Do you often have inaccurate thoughts that affect your ability to think positively?
Imagine tripping and falling in a busy grocery store. What is the first thought that comes to mind? Most people would think, “I’m a klutz, what’s wrong with me?” Then for the next hour, you might feel self-conscious or on edge.
These feelings of inadequacy and self-consciousness can be all consuming. But are your thoughts accurate? Does falling in public mean that you are incompetent? Everybody trips and falls. It is completely normal.
The Community Centre of Nipissing (CCCNIP) says it is time to challenge the thoughts that harm us. Having inaccurate thoughts is not abnormal. We all do it. However, studies show that consistently holding and believing inaccurate thoughts can lead to depression, helplessness, anxiety and a host of other problems such as disrupted relationships, social isolation or a stalled career.
CCCNIP can help people dealing with inaccurate thoughts.
What are inaccurate thoughts?
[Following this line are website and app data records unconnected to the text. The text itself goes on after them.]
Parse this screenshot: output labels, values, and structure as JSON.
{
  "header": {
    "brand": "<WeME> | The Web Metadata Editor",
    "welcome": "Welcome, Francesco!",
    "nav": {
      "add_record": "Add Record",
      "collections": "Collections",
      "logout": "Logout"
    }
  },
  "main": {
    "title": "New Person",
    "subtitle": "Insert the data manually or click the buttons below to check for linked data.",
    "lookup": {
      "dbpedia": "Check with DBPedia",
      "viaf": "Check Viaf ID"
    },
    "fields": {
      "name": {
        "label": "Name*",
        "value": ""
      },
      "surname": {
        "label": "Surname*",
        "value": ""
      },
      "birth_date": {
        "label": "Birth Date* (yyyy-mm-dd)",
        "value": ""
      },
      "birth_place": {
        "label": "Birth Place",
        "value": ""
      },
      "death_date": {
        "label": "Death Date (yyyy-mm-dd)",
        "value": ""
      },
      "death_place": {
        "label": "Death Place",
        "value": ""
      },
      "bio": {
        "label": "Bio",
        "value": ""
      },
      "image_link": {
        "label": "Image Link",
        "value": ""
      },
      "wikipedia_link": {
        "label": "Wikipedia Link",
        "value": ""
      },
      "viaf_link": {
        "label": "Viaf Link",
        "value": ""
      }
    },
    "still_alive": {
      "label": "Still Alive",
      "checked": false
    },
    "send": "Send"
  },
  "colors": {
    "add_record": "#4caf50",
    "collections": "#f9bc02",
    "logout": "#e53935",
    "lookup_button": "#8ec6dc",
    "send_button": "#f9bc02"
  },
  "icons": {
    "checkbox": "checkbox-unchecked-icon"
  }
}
There are many thoughts that can be deemed ‘inaccurate.’ Some examples of common inaccurate thoughts include:
- “Things will only get worse.”
- “My accomplishments don’t count.”
- “People don’t like me.”
- “This problem will ruin my life!”
- “This isn’t supposed to happen”
- “I’m a jerk/loser/fool.”
- “This must be my fault.”
We often think that people are watching us when, in fact, they are not even paying attention or noticing us. We may feel that others think negatively of us when this is not the case at all.
How to prevent irrational thoughts from holding you back and making you sick
First, it is important to check-in with your thoughts. Sometimes, thoughts can be automatic or subconscious. In that case, you need to stop, think and reflect. Take the time to clarify your thoughts. A good analogy is digging up a carrot in the garden. You have a hunch something is there, but you do not know until you actually dig it up.
Once you have recognized a thought, you can hold it up and examine it. Ask yourself: Does this make sense? Is this realistic? Do I have a reason to believe this? Simply questioning your thoughts can bring some sense of relief. Examining your thoughts can also help you to realize that thoughts can be studied, questioned and changed. Even if negative thoughts are true, it is better to understand them as best you can.
Looking for evidence that your thoughts are true is also important. Sharing your thoughts by someone you trust can also be a helpful habit to adopt. Recognizing when your thinking does not make sense is crucial to your mental wellness. We all have the ability to stop, think and reflect.
Testing inaccurate thoughts versus positive thinking
Overly positive thoughts can also be irrational and can cover up the things you need to question. CCCNIP Psychotherapist Rhonda Williams says, “Thoughts are not facts. Checking our thoughts helps us to ensure there is evidence to either support or refute the thought.” In fact, thoughts and feelings are closely linked. You might be surprised to learn how changing your thoughts can affect the intensity of what you are feeling or even change your emotions altogether.
Are you experiencing negative thoughts that control your life? Are you finding yourself overwhelmed with anxiety that never seems to end? Do you experience depression that overshadows your life?
CCCNIP can help you overcome anxiety and depression. Experienced counsellors are trained to help you recognize and overcome inaccurate thoughts. For more information call 705-472-6515 or visit www.cccnip.com.